SUPPLIED ENTRIES —

· · · · ·

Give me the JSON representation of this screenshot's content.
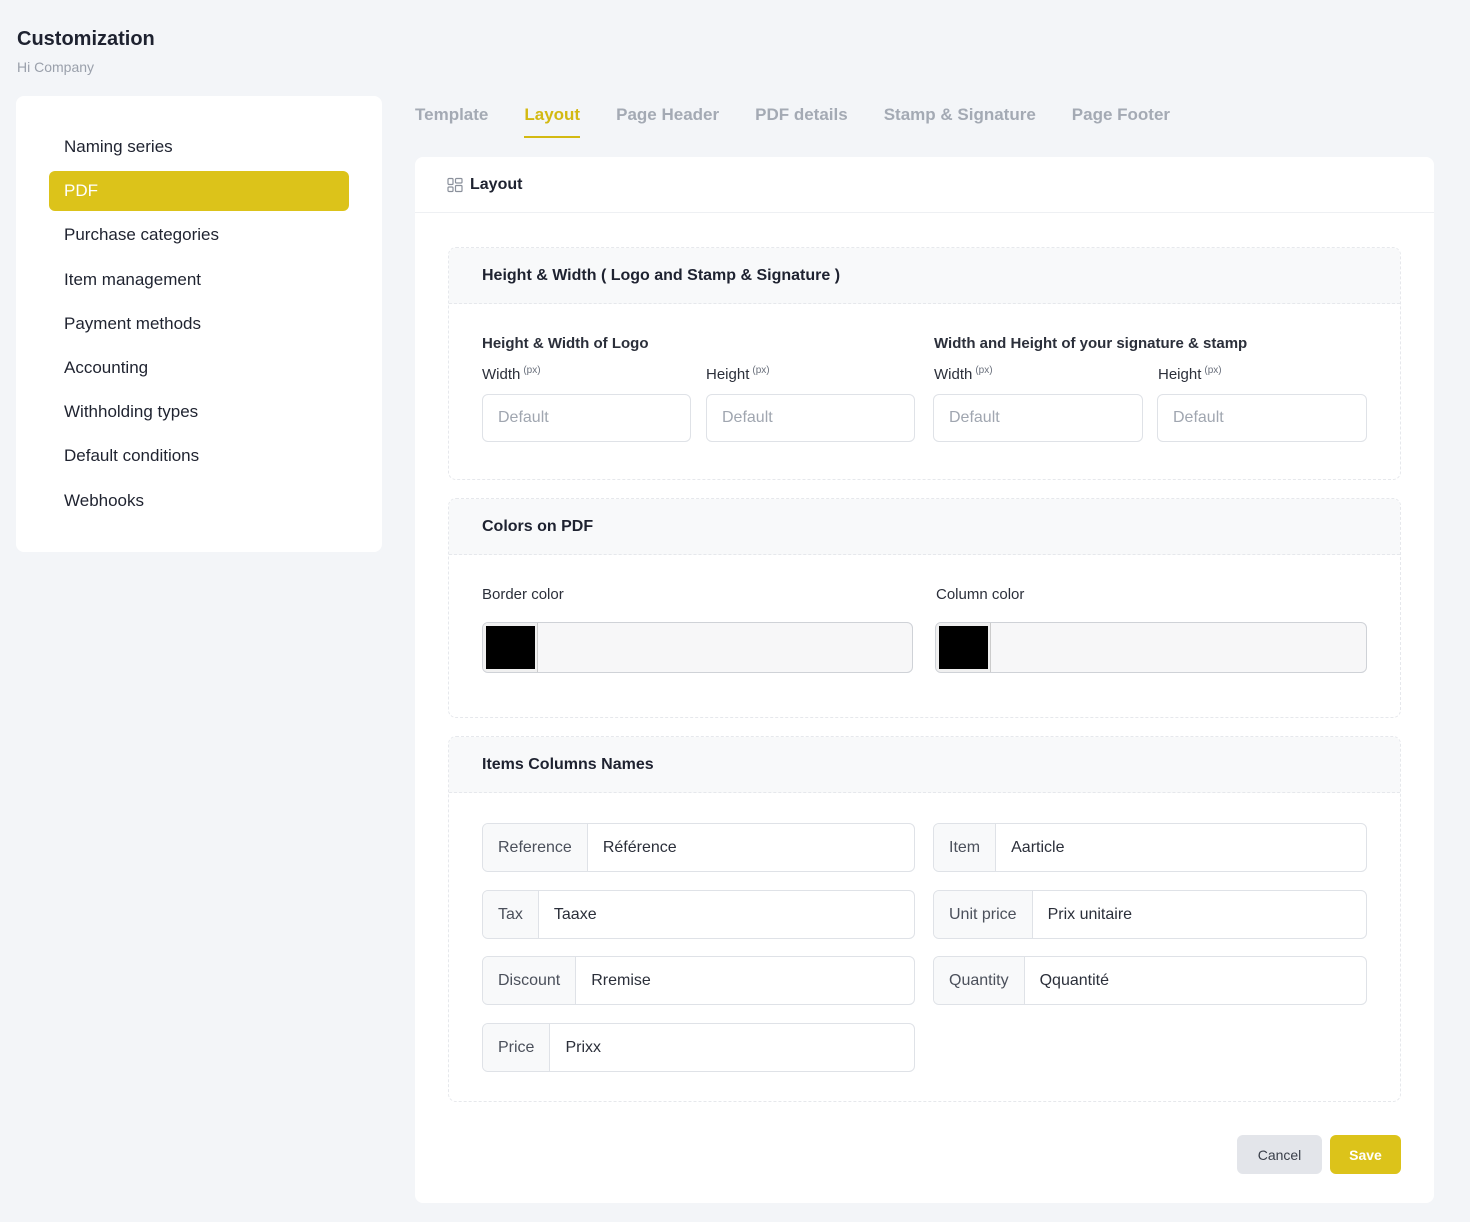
{
  "page": {
    "title": "Customization",
    "subtitle": "Hi Company"
  },
  "sidebar": {
    "items": [
      {
        "label": "Naming series"
      },
      {
        "label": "PDF"
      },
      {
        "label": "Purchase categories"
      },
      {
        "label": "Item management"
      },
      {
        "label": "Payment methods"
      },
      {
        "label": "Accounting"
      },
      {
        "label": "Withholding types"
      },
      {
        "label": "Default conditions"
      },
      {
        "label": "Webhooks"
      }
    ],
    "active": "PDF"
  },
  "tabs": [
    {
      "label": "Template"
    },
    {
      "label": "Layout"
    },
    {
      "label": "Page Header"
    },
    {
      "label": "PDF details"
    },
    {
      "label": "Stamp & Signature"
    },
    {
      "label": "Page Footer"
    }
  ],
  "active_tab": "Layout",
  "card": {
    "title": "Layout",
    "icon": "layout-icon",
    "dimensions": {
      "title": "Height & Width ( Logo and Stamp & Signature )",
      "logo_group": "Height & Width of Logo",
      "stamp_group": "Width and Height of your signature & stamp",
      "width_label": "Width",
      "height_label": "Height",
      "unit": "(px)",
      "placeholder": "Default"
    },
    "colors": {
      "title": "Colors on PDF",
      "border_label": "Border color",
      "border_value": "#000000",
      "column_label": "Column color",
      "column_value": "#000000"
    },
    "columns": {
      "title": "Items Columns Names",
      "fields": [
        {
          "label": "Reference",
          "value": "Référence"
        },
        {
          "label": "Item",
          "value": "Aarticle"
        },
        {
          "label": "Tax",
          "value": "Taaxe"
        },
        {
          "label": "Unit price",
          "value": "Prix unitaire"
        },
        {
          "label": "Discount",
          "value": "Rremise"
        },
        {
          "label": "Quantity",
          "value": "Qquantité"
        },
        {
          "label": "Price",
          "value": "Prixx"
        }
      ]
    },
    "buttons": {
      "cancel": "Cancel",
      "save": "Save"
    }
  },
  "colors": {
    "accent": "#dcc31a",
    "tab_active": "#d3b912"
  }
}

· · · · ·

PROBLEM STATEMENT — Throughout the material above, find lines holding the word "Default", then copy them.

SOLUTION —
        "label": "Default conditions"
      "placeholder": "Default"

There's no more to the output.